The Goal of ‘Goaling’

Bob Priest-Heck, president and COO of Freeman, on how to get into the habit of working through your goal list. And while there is an app for that, it can be as simple as keeping a handful of index cards handy.

I’ve been thinking a lot lately about the advantages of “goaling.” Not goal-tending (although the hockey term has its business applications) but actual goaling — the habit of listing our goals and working the list. It seems every business conversation I’ve had lately relates to the challenge of finding success in times of massive change. And that’s where the habit of goaling can be a lifesaver. When it feels as if we simply don’t have time to do everything we want and need to do, it’s easy to become overwhelmed. That leads to frustration, where we actually lose energy, waste time, and achieve less. (Don’t get me started on the myth of multitasking.) When our life’s work is reduced to a plate-spinning act — where the goal is to keep things from crashing — nothing meaningful can be accomplished.

If this sounds familiar, set the plates down for a few minutes and create a comprehensive “universe” list of your goals. All of them. This can be incredibly liberating, because once you commit those goals to writing, your mind is free to start dealing with them in a prioritized, strategic way. Instead of trying to do everything at once — and failing — you set yourself up to win.

Of course, you need to be realistic and thoughtful about your universe list by only including “SMART” goals. “SMART” stands for Specific, Measurable, Attainable, Realistic, and Time-bound. Those five requirements will keep you on track. You may have the goal of winning the Nobel Peace Prize someday. That’s great. But why not start by reaching out to a quarrelsome colleague and engaging his help on a project before next week’s staff meeting? Sticking to goals that meet SMART qualifications is a simple discipline that pays real dividends.

The idea is to push yourself in a constructive way, by setting ambitious but realistic goals and knocking them off one at a time. That last part is key. Too often, we measure our own success against how well we conquer a mountain of goals. That’s daunting, and we can quickly become paralyzed by anxiety, fear, and guilt. We are human beings, not micro-processors, and not plate-spinners.
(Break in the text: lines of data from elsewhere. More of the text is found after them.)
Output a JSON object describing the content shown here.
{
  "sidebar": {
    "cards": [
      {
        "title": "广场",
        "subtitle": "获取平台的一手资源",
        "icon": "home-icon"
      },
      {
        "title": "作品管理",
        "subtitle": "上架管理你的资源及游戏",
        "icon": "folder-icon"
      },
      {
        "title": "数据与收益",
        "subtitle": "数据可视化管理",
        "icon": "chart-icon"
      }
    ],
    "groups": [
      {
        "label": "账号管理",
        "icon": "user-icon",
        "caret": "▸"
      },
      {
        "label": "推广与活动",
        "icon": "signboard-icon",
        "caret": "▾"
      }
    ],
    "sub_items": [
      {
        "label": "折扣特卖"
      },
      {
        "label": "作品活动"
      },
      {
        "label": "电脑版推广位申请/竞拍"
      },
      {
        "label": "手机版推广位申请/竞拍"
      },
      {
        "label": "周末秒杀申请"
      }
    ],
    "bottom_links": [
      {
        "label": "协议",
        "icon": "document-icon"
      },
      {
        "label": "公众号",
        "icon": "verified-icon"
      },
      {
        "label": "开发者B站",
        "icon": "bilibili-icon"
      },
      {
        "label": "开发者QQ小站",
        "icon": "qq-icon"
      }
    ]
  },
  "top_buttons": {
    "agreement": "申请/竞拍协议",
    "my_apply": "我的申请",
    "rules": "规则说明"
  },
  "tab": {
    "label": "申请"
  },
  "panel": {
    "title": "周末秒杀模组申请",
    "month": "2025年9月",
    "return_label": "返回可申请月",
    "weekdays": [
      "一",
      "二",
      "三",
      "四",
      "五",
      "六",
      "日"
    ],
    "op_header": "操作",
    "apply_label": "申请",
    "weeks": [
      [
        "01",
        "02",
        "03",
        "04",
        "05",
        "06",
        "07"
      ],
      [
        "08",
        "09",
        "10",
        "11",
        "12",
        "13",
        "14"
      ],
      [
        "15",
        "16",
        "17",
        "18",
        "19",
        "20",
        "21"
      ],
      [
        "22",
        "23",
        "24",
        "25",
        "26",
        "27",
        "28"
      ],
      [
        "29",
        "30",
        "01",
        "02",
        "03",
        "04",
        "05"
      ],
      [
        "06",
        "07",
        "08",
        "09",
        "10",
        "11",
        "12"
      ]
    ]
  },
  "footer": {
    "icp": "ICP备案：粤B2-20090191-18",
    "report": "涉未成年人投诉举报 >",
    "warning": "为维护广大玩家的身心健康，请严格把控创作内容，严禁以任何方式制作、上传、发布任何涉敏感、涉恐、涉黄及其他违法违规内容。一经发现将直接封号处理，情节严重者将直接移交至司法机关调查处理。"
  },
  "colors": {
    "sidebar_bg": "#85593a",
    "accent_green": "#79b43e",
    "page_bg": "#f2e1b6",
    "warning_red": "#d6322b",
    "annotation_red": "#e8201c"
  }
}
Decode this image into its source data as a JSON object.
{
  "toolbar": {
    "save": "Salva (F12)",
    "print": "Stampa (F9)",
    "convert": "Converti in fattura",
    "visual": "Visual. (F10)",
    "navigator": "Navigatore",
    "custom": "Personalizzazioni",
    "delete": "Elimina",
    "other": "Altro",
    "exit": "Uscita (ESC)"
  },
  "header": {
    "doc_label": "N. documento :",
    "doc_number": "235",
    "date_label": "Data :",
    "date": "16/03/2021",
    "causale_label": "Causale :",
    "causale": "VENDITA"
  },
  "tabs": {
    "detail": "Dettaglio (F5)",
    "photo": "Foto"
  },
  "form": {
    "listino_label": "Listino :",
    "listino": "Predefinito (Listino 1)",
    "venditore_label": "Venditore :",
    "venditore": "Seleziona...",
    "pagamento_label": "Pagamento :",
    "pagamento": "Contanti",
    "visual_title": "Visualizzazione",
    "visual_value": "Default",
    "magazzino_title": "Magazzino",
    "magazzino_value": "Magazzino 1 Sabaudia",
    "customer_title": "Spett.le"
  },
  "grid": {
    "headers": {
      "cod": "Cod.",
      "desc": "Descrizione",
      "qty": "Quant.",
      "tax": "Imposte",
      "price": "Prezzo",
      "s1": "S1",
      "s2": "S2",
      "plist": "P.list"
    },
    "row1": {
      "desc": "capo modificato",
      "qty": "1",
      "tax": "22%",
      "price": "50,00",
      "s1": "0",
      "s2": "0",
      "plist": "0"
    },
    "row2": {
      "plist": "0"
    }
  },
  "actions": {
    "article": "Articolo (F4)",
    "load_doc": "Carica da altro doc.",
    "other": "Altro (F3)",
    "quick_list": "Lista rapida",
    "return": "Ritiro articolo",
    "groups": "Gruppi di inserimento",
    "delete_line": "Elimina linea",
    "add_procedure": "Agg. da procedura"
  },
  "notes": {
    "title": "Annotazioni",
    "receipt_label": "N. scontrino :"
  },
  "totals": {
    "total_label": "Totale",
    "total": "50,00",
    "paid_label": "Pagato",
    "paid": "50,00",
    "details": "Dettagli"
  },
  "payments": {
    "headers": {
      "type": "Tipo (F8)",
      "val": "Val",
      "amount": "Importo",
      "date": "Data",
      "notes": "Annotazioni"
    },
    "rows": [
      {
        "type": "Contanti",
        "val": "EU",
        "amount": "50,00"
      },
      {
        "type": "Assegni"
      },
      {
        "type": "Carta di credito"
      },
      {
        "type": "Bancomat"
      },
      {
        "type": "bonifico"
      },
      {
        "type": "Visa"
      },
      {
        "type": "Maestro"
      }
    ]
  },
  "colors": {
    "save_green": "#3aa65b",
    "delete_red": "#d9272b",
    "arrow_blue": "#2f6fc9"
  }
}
To help me stay focused on accomplishment, I create my universe list on index cards — with one goal per card — and shuffle through them as I plan my week. (And yes, there’s an app for that; I also use Wunderlist.) I may schedule several hours to really focus on just one of them, but I generally pull out a few others that I can start on during a cab ride, between conference calls, or on Southwest Flight 432 to Dallas. This lets me better manage where my energy is spent, because it’s designed to work within my ever-shifting work schedule. And I’m rewarded with a sense of accomplishment every time I tear up a card.

Another way goaling helps is that it eliminates those “OMG, I forgot…” moments when important things are superseded by things that are simply urgent. The habit of working the list keeps important things top of mind; we then act with intent regarding what we choose to do or not do. Of course, if one of my goals never makes it to the top of the stack, it’s probably not the right goal for me. Perhaps I need to enlist the help of someone better suited to tackle it. Maybe it’s just not that important.

Paint8[2][1]To make goaling really work, we need to follow through and evaluate our level of success. That way, we learn what works and what doesn’t, and we start to see behavior patterns —our own and others’ — that affect our success. For example, if a deadline is missed, is it because someone on the team is habitually running behind? Or did I create a logjam by insisting that I approve each little step in the process? Either way, I know how to improve going forward. And that leads us to one of the best things about goaling: It makes us better managers of other people by setting specific, realistic expectations. And that lets us provide specific feedback against these more granular goals.



Bob Priest-Heck